> **Directions**
Check each line below for "Colunas" and say how many have it, with no other words.

> **Data for review**
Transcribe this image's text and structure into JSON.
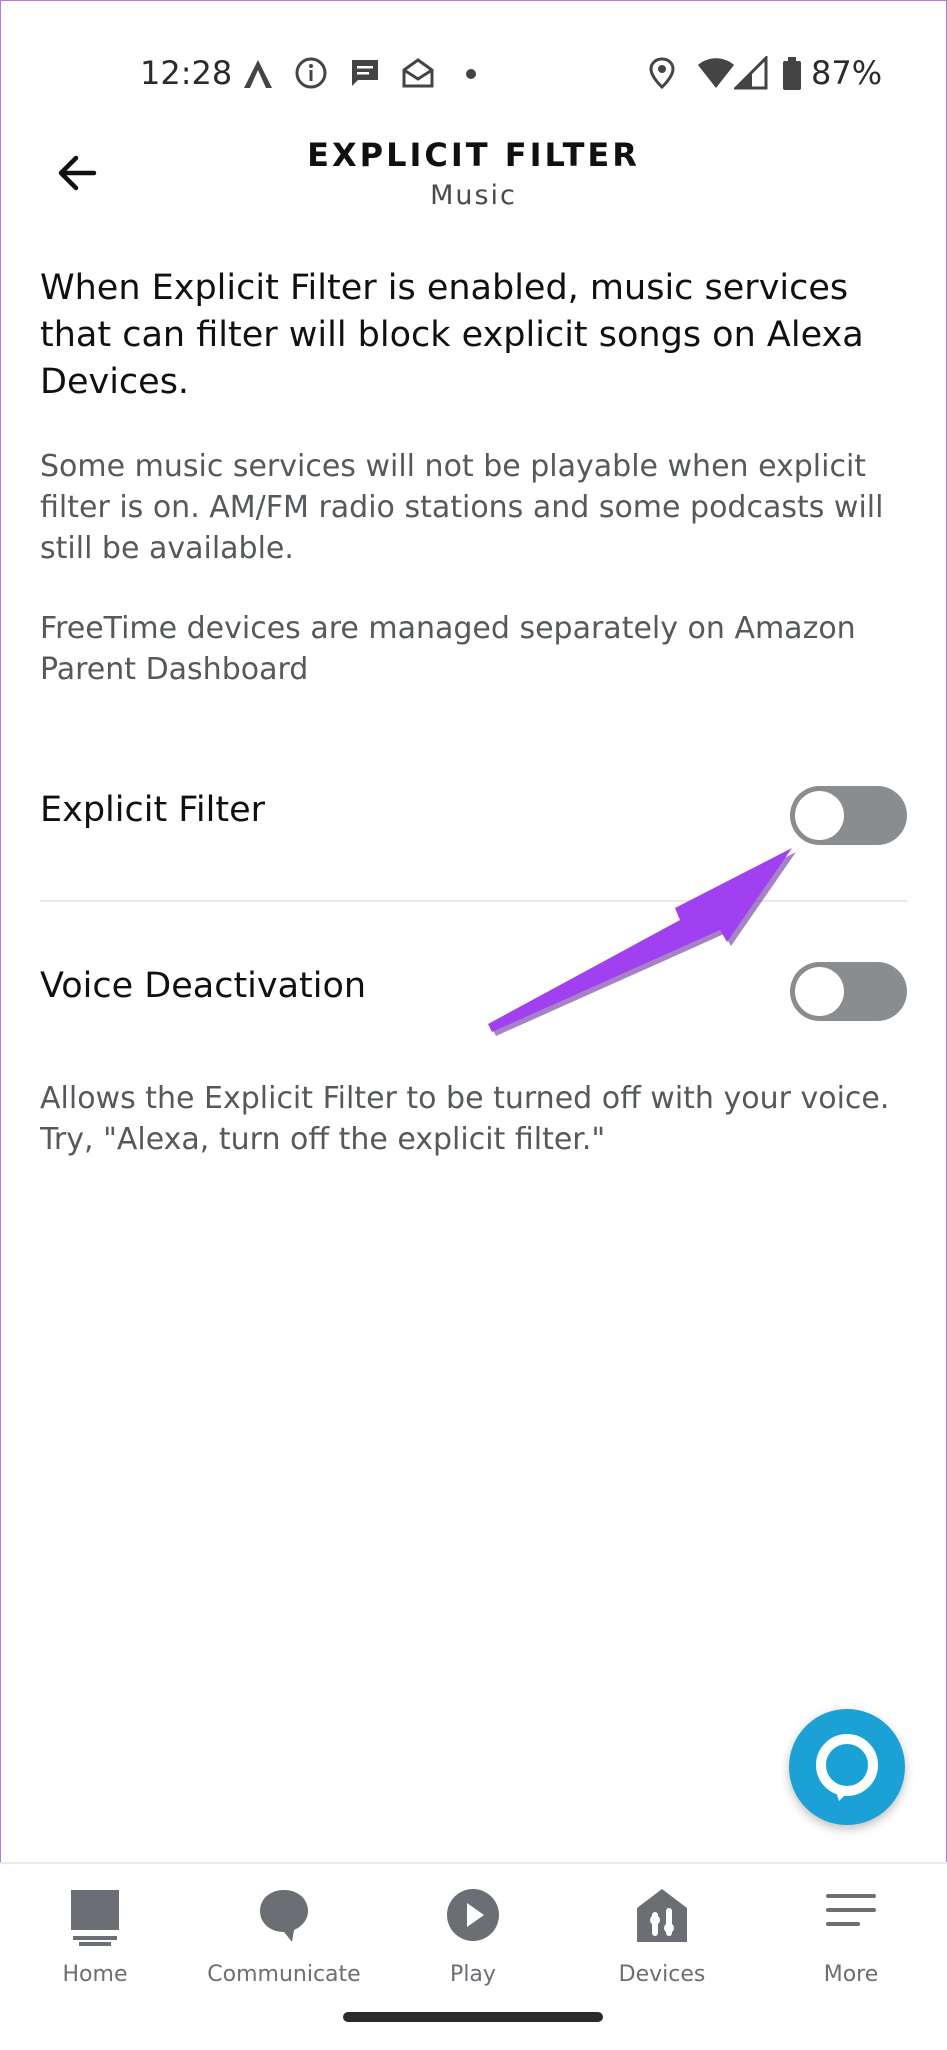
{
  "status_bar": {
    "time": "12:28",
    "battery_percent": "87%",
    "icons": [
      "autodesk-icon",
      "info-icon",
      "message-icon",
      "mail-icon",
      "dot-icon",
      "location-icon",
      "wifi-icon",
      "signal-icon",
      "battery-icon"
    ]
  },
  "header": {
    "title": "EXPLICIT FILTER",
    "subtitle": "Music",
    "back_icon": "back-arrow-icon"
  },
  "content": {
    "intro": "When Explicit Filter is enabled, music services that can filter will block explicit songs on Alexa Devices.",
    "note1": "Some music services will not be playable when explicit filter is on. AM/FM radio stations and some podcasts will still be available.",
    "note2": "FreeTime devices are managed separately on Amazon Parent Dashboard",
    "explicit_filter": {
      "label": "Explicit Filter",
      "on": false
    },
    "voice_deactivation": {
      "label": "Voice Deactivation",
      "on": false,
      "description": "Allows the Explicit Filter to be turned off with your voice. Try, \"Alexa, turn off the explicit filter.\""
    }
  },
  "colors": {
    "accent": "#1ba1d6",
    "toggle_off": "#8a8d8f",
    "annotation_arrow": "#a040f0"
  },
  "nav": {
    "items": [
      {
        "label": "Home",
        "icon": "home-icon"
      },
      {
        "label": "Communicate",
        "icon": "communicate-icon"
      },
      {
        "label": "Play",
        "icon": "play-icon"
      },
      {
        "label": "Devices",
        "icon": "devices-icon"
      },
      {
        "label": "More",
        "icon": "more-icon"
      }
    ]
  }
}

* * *

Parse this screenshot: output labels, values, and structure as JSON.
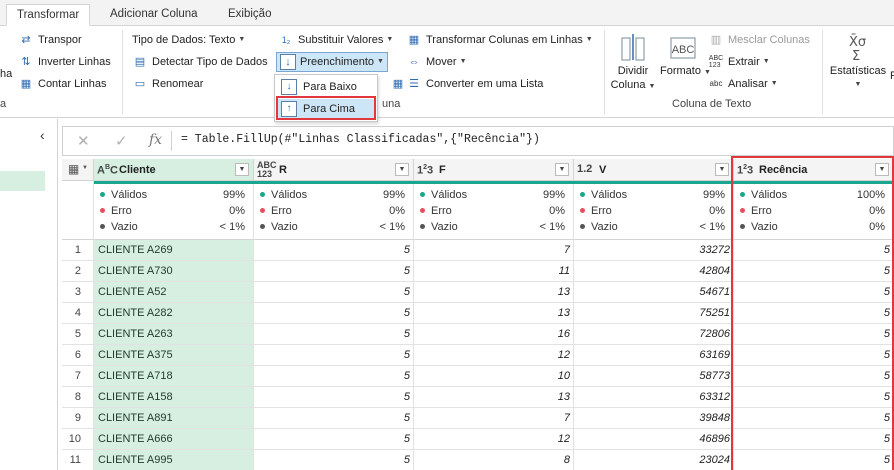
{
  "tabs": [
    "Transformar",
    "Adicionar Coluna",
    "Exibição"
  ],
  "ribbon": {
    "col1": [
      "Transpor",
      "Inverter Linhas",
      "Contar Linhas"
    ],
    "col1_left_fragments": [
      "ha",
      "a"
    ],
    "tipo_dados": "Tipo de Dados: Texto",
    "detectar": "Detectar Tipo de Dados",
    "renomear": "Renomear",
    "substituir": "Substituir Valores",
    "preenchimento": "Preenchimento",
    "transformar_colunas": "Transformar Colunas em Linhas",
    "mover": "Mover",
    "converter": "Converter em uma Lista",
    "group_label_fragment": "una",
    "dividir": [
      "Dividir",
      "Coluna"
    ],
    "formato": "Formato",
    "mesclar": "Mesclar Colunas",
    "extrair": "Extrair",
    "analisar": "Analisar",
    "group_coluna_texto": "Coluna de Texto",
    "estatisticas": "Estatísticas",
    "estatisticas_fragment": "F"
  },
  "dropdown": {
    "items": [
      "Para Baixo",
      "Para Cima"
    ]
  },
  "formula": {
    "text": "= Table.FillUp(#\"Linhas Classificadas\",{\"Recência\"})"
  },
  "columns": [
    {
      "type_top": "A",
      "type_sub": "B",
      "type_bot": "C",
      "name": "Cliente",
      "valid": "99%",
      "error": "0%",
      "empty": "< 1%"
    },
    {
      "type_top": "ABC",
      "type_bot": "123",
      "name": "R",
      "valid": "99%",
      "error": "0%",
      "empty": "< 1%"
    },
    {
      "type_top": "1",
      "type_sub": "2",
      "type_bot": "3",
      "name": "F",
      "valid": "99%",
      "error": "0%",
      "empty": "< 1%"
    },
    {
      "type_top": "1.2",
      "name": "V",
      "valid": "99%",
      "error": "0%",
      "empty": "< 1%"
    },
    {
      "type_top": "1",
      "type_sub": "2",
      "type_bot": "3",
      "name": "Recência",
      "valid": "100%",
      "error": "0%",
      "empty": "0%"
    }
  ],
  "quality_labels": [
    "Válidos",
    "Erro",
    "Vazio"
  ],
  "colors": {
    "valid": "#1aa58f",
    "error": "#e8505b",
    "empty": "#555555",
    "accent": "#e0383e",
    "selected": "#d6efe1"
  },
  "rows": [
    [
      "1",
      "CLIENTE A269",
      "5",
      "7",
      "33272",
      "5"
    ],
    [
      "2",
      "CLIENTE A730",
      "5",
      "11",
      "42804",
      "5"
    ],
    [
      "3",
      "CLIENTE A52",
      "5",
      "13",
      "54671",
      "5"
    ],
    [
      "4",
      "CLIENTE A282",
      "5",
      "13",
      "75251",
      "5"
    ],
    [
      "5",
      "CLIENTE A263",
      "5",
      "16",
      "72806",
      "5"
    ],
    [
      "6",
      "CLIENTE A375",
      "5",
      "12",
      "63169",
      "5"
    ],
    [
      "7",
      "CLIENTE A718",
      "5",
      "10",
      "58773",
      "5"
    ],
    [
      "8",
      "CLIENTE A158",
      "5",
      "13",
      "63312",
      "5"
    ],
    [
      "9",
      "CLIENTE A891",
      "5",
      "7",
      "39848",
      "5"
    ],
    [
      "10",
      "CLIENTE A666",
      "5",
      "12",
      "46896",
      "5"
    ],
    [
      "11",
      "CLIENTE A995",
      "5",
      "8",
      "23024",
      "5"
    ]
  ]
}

> **Written response**
2